▶ What is being asked: Copy out each line of the data that includes the string "name".

(Input for this task Opens)

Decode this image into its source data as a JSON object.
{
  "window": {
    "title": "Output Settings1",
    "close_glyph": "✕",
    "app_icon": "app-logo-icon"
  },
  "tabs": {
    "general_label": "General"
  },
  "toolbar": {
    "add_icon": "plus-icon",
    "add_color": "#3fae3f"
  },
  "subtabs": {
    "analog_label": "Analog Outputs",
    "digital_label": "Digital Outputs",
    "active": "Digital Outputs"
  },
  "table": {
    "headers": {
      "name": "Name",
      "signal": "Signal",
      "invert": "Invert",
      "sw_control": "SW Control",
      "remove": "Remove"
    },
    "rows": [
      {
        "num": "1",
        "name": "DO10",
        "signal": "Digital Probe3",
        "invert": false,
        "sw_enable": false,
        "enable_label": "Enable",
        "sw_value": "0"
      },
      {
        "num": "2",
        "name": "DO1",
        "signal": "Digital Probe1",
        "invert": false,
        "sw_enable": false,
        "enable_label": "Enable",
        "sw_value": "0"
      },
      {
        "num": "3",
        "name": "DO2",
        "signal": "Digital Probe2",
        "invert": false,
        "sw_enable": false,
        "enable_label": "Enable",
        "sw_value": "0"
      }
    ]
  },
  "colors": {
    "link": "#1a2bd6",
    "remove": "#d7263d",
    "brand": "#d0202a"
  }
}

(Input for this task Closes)

▶ Reply to the exercise:
      "name": "Name",
        "name": "DO10",
        "name": "DO1",
        "name": "DO2",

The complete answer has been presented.